(iii):- Inner Ear has a coiled tube, cochlea.  One side of cochlea is connected to middle ear through elastic membrane over the oval window. A liquid is filled in cochlea, which contains nerve cells that are sensitive to sound. The other side of cohlea is connecred to auditory nerve going into the brain.

Hearing Aid

This is a device used by people who are hard of hearing. It receives sound through a microphone which converts the sound waves to electrical signals.

These electrical signals are amplified by an amplifier. The amplified electrical signals are given to a speaker of the hearing aid. Which converts the amplified electrical signals to sound.


Working of Human Ear

Pinna collects the sound waves from the surroundings. These collected sound waves pass through the car canal (auditory canal) and fall on the eardrum (tympanum) or tympanic membrane. Since, sound waves are longitudinal waves, these waves consists of compressions (high pressure regions) and rarefactions (low pressure regions). When a compression of the medium reaches the eardrum the pressure on the outside of the membrane (eardrum) increases and forces increases and forces the eardrum inward. Similarly, when the rarefaction of sound wave falls on the eardrum, the pressure on the outside of the membrane (eardrum) decreases and it moves outward. In this way, when sound waves fall on the eardrum, it starts vibrating back and forth rapidly.
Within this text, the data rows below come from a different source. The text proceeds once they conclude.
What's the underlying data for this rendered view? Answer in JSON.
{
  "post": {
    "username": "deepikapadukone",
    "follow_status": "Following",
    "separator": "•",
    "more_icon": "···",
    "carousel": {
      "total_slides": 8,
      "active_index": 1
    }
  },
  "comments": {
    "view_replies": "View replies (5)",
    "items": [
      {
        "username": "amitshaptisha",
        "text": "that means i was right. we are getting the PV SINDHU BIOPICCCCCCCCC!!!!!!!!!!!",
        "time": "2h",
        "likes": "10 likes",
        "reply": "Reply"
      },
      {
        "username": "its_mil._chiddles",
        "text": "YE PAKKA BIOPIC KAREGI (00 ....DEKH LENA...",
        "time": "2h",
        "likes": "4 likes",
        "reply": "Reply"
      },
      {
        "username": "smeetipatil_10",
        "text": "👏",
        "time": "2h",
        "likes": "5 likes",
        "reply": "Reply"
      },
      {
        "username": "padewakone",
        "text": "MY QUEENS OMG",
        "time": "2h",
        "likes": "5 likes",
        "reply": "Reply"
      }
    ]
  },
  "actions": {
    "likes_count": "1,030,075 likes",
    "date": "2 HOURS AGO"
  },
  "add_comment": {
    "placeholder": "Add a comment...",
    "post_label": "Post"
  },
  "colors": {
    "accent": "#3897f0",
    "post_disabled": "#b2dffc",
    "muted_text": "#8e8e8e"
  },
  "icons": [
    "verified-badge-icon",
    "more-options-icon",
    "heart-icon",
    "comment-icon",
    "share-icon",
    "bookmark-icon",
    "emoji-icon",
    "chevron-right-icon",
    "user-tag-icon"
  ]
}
These vibrations are amplifies several times by the three bones (hammer, anvil and strip) in the middle ear and then passes to the liquid in the cochlea. Due to this, the liquid in the cochlea begins to vibrate and the cochlea. These electrical signals are carried by auditory nerve to the brain. The brain interprets them as sound and we get the sensation of hearing.